I remember growing up in the church having this idea that every decision I made was a path toward sin or righteousness. Even the clothes I wore were seen as bad or good. A value statement was put on what movies I watched (I’m talking like Disney movies, not X rated), we had to be careful about what we wore and what slang words we used (oh my gosh was too close to oh my god). I started to view my life like I was preparing for judgement. Whether before God or before the people around me- my community, my leaders. It was all about my performance, the choices I made were a sign of whether I was devoted enough my christianity.

I think this is a common experience in the modern church. The message you receive is that your choices and your behavior prove whether I belong (more on belonging in the church later…). This over-scrupulousness is what can attach itself to us, even after we’ve moved out of that kind of religious culture.

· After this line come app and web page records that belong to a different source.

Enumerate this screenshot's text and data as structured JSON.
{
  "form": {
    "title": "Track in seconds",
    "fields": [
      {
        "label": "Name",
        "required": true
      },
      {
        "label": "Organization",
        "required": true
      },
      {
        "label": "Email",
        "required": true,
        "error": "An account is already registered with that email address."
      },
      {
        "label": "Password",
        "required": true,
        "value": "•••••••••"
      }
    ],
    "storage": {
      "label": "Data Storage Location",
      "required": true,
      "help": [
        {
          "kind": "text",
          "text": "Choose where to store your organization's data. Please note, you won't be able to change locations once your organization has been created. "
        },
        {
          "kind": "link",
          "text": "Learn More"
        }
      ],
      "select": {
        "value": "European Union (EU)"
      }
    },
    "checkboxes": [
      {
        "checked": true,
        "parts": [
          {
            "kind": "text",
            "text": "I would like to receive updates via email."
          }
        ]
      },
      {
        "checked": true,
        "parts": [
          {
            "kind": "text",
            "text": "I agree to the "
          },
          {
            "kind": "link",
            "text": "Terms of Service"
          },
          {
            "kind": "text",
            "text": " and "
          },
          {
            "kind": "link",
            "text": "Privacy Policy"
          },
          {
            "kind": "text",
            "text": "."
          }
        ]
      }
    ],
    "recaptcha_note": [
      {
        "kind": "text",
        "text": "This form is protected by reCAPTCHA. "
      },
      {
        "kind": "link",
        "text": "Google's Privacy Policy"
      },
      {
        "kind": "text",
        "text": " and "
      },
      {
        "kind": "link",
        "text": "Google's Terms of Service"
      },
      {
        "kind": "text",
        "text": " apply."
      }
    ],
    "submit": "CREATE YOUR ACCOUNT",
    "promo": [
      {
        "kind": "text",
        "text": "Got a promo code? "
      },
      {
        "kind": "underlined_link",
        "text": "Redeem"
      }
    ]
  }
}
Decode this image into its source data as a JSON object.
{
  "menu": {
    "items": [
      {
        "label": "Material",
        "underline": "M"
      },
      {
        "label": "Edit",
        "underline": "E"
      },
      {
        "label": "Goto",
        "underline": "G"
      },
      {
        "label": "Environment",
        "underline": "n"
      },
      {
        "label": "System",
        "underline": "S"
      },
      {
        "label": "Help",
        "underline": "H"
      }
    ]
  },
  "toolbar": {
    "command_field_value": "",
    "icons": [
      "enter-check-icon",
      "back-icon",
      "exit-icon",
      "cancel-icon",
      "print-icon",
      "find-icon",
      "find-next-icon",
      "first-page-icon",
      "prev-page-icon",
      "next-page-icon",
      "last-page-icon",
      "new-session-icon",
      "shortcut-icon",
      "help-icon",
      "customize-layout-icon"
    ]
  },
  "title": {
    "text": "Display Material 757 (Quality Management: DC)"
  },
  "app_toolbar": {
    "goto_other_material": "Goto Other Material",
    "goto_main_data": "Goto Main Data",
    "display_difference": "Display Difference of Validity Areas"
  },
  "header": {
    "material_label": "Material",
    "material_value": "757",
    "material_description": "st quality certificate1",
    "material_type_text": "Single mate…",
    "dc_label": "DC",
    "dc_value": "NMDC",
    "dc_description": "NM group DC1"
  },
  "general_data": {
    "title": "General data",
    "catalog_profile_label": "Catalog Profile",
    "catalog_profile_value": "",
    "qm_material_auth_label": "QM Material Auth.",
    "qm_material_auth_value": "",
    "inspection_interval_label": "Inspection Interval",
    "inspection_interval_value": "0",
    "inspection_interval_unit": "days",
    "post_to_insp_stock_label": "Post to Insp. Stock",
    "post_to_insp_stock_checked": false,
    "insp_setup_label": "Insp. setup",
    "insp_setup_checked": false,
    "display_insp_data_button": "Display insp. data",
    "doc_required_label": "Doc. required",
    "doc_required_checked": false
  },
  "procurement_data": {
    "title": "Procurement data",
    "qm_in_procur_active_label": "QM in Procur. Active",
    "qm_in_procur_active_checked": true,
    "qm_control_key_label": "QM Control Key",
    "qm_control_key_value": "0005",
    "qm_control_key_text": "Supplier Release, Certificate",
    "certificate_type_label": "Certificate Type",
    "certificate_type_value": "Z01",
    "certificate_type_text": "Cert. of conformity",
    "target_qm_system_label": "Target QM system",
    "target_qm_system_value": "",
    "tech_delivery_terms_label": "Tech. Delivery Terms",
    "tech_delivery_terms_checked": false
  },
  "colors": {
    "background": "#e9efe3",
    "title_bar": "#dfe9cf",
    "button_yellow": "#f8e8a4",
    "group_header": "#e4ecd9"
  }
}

It can feel like there is one narrow path you must walk down to be “enough” or to be “good enough.”

Our past religious experiences teaches us to submit to a moral and virtuous life. As I have walked with clients through these experiences, I see there is so much value in letting your life be guided by a moral code and by the love of a higher power. I think it can lead to growth and health and a love for your God. It’s also is an important part of your story and identity.

But I have also seen people deeply wounded by the church of their past. Sometimes the church can engulf our sense of self and holds us to an impossible standard in order to belong.

Many of my clients process this kind of inner conflict. In therapy we work on letting go of legalism and self-criticism, and holding on to those beliefs that bring hope and healing. It’s a necessary step in taking ownership of our faith as adults.

I talk more about deconstructing your faith and how to handle doubt here.

Written by Morgan Myers, LPC

A little about me… I help people who feel boxed in by self-doubt, criticism and the expectations of others. Some people come to me burned out and wanting to understand where they went wrong. Some come in to process their past pain from church and religion- rejection, dark night of the soul, legalism, or doubt in God. It can be so difficult to even know what we need, let alone asking for those needs to be met. Many of my clients are trying to cope with depression or stress from this season of life. Sometimes we work on healing their past pain so they can grow and move on. More about me here.